FALMOUTH — Passionate about soccer from the time she was a toddler, Lauren Wendland was afraid she’d never be able to play again following a traumatic car accident when she was 10 years old.

Now Wendland, who will graduate with her Falmouth High School classmates at 6 p.m. on June 3, will play Division 1 soccer at Quinnipiac University in Connecticut, where she plans to eventually earn a doctorate in physical therapy.

Wendland is a holding midfielder with the FC Stars of Mass Soccer Club, where she’s played for the past six years. She plays soccer year-round and during the regular season travels four hours, round trip, three times a week to practice.

That time away from home doesn’t include games or tournaments, though, which can be held as far away as Florida and California, she said.

“It’s a big juggling act,” Wendland said, “but I have really good study habits because I’ve had to be so disciplined. I do a lot of reading and studying in the car.” She’s also been aided, she said, by the fact that her teachers at Falmouth High have “been so accommodating and helpful.”

Wendland also credits her parents, Sandra and Corey, for always being “so supportive.” Her mother, a real estate agent, is the one responsible for getting her to soccer practice and games.

Wendland’s father, a corporate chief financial officer, works out of state during the week, but is home on weekends. She said both her parents and older brother, who lives nearby the university, would likely attend every home soccer game at Quinnipiac.
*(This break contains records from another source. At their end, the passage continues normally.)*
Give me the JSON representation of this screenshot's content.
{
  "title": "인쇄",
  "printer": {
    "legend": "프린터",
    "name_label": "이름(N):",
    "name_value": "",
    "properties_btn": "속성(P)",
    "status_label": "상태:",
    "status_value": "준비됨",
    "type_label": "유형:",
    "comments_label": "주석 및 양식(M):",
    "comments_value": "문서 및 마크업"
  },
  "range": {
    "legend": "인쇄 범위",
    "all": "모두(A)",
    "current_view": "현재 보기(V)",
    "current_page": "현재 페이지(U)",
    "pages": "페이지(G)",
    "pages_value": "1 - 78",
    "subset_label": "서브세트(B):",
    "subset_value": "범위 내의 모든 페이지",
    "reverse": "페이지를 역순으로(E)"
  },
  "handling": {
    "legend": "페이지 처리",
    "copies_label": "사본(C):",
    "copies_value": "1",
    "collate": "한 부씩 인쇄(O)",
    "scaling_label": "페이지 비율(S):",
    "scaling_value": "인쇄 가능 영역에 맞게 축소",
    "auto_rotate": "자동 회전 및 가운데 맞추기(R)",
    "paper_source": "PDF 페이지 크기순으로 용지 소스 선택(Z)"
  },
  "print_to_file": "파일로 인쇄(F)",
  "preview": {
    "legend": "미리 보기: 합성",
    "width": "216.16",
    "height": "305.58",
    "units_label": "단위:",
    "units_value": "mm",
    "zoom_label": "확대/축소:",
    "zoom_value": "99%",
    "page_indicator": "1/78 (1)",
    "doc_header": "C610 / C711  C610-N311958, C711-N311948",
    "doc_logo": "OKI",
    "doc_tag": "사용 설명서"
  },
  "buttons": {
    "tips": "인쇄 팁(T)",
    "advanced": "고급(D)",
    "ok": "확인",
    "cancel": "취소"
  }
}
As the result of her accident, Wendland suffered a brain injury that impacts the way she processes numbers, so she’s had to work a lot harder than many of her classmates to keep her grades up.

In addition, she had a broken jaw and her ear canal was crushed. Wendland doesn’t remember much about the accident itself, but knows she was crossing a street in Portland when a driver turning on a red light hit her and dragged her 20 feet before stopping.

She was in fourth grade at the time and missed the last two months of school. During her recovery, Wendland benefited from dedicated occupational and physical therapists who helped her get back on her feet.

That’s one reason she wants to become a physical therapist herself. “A lot of people helped me to get back to my passion so that’s a big part of my interest” in the field, Wendland said.

While the accident was horrific, she said it’s taught her a lot of valuable life lessons, including that “when you’re determined, you can get there.”

In her limited free time, Wendland does a lot of volunteering through the youth group at her church and the Service Club at Falmouth High. She also regularly goes on mission trips with ADios Ministries in Portland.

For the past three years Wendland has spent 10 days each spring at the children’s refuge center in Ometepe, Nicaragua. While there the mission team helps out with capital projects, like installing an irrigation system for the enterprise farm on the property or laying concrete, Wendland said.

She said the teams spend about six hours a day working, but the rest of the time they’re able to interact with the children, their caregivers and the local community.

“I love the people there,” Wendland said. “They’ve changed my life so much. And, I’ve really gotten to see how just one person can have a real impact. They live so differently and are so appreciative of all the little things.”

Working at the center, “I’ve learned to become grounded” and to let the little irritations of life go, she said.

While Wendland loves soccer, her goal is not to make the national team or play in the Olympics. “Mostly I just want to make a difference in people’s lives,” she said. “I want to return the favors I’ve received. What I really want is just find a way to pay it forward.”

As an example, for her senior project Wendland held a school supply drive for the children she works with in Nicaragua.

She partnered with the Falmouth Elementary School on the effort and was able to ship 100 pounds of school supplies this past fall, including the “whiteboard markers they’d been praying for.”

Wendland has to report to Quinnipiac on July 30 to begin soccer practice, but said she hopes to spend a good part of the coming months “enjoying the beautiful Maine summer,” including swimming in the ocean and going out to dinner or movies with friends.

“I’m ready for the next chapter,” she said. “I’m a little nervous, but overall I’m very excited, too.”

Kate Irish Collins can be reached at 710-2336 or [email protected]. Follow Kate on Twitter: @KIrishCollins.

Lauren Wendland of Falmouth was severly injured in a car accident at age 10. She’ll graduate from high school this weekend and expects to play Division 1 soccer at Quinnipiac University in Connecticut in the fall.